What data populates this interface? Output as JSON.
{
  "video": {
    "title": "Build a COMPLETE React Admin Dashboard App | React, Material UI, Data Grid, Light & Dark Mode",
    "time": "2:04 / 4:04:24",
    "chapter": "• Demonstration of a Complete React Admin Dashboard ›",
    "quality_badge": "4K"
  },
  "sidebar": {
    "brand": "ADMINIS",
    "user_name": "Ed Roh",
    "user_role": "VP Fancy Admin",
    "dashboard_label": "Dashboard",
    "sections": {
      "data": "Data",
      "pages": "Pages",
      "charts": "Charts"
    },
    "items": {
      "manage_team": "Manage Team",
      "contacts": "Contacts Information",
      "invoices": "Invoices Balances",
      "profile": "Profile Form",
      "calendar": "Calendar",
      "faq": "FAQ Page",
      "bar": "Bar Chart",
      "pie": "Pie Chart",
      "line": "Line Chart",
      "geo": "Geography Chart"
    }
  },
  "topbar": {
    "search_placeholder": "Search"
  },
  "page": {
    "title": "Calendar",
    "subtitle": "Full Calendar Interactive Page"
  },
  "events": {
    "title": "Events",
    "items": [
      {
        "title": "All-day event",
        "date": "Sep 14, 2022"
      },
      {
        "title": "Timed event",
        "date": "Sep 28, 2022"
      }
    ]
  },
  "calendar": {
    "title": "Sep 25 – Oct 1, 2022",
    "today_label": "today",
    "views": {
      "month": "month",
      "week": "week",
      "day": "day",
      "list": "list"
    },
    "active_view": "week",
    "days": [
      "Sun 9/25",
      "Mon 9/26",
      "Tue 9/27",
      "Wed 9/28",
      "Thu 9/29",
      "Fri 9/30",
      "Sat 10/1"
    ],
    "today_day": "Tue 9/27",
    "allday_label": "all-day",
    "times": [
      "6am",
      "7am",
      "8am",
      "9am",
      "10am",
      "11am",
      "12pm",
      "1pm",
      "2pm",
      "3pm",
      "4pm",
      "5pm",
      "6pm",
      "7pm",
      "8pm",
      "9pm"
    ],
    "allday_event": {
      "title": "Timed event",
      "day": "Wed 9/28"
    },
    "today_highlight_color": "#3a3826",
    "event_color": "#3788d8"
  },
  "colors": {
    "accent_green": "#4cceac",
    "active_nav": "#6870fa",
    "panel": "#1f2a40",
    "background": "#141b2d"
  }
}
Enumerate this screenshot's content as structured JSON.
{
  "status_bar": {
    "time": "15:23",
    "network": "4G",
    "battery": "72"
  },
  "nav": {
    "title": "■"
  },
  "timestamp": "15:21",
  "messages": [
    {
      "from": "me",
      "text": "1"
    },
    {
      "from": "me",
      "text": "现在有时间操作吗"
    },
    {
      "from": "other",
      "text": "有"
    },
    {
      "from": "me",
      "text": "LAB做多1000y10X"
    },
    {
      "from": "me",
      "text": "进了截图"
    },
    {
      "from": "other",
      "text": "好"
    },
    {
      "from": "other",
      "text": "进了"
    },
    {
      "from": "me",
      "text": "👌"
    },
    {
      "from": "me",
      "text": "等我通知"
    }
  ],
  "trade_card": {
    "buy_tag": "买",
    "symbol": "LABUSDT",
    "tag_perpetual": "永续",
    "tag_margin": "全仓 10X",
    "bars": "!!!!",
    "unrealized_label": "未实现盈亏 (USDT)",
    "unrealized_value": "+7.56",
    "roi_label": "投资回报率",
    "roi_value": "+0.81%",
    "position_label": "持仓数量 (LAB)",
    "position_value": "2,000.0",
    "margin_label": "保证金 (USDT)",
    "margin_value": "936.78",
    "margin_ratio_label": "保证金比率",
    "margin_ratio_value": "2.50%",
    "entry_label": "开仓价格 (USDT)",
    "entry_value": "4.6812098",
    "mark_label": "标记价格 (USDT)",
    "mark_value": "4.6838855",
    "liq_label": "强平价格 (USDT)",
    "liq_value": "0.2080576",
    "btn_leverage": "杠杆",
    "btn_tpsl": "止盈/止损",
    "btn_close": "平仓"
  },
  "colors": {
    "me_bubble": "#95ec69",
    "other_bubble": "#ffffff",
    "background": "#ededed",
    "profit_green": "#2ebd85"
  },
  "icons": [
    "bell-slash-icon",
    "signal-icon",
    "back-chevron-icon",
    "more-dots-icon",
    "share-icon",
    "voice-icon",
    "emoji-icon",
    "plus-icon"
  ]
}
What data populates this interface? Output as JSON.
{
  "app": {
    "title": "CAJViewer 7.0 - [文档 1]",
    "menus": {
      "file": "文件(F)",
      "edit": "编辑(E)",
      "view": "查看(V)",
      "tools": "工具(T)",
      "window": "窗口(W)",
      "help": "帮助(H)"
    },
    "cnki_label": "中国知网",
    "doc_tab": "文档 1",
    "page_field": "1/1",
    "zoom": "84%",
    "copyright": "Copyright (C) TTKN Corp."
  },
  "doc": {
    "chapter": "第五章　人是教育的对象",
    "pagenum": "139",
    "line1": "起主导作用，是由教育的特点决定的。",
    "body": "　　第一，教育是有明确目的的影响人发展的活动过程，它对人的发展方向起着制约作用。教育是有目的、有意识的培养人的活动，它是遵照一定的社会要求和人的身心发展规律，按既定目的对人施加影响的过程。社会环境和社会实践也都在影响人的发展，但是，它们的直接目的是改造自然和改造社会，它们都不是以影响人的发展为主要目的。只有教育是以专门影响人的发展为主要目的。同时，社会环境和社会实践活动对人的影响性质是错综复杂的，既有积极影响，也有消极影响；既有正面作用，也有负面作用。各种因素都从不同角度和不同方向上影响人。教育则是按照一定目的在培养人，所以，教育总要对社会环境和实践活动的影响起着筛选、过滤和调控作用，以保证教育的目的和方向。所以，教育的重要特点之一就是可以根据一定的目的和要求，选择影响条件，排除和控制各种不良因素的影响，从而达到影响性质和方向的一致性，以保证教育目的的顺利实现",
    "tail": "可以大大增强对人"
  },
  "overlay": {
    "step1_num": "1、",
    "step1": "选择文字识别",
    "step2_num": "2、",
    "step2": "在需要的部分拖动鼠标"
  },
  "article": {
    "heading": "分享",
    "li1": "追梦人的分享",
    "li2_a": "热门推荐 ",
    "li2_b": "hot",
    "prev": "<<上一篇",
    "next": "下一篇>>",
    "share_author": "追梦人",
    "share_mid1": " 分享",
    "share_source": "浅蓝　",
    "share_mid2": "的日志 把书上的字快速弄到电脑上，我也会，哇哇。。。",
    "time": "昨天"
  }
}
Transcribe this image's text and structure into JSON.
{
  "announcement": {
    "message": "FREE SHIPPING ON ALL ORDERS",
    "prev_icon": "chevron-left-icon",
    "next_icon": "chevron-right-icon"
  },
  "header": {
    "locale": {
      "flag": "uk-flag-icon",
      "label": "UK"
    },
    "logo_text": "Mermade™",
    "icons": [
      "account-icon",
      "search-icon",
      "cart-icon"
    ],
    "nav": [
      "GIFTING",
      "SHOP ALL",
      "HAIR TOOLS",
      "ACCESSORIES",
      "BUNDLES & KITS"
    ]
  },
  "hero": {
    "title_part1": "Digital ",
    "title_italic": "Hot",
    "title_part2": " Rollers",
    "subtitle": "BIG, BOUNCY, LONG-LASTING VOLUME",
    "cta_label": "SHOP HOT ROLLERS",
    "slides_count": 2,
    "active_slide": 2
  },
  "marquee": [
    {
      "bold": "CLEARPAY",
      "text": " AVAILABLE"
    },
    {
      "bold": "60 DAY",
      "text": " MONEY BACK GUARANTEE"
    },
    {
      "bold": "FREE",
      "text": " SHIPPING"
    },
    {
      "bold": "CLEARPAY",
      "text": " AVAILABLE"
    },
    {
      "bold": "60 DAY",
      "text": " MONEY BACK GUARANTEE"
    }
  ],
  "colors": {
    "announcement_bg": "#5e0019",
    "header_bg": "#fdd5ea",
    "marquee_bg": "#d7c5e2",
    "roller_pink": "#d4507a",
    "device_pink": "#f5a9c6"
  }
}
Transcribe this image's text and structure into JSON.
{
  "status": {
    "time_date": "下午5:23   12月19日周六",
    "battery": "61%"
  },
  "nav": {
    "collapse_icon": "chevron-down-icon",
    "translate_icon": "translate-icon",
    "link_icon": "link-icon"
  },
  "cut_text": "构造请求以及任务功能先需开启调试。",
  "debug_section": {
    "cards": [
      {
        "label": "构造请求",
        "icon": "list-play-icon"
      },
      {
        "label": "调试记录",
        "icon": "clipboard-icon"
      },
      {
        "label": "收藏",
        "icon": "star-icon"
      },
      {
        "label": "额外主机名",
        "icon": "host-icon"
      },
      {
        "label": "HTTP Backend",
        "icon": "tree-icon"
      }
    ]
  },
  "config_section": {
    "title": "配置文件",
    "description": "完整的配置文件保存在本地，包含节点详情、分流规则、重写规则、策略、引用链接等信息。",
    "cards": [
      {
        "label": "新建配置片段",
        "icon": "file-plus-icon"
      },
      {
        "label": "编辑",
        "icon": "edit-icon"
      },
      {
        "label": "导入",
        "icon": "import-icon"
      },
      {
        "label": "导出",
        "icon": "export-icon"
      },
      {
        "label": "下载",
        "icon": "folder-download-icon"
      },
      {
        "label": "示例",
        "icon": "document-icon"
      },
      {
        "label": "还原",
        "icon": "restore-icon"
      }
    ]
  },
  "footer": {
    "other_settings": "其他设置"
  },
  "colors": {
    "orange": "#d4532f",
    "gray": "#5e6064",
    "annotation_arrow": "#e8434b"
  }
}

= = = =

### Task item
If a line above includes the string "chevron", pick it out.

### Solution
    "back-chevron-icon",
    "prev_icon": "chevron-left-icon",
    "next_icon": "chevron-right-icon"
    "collapse_icon": "chevron-down-icon",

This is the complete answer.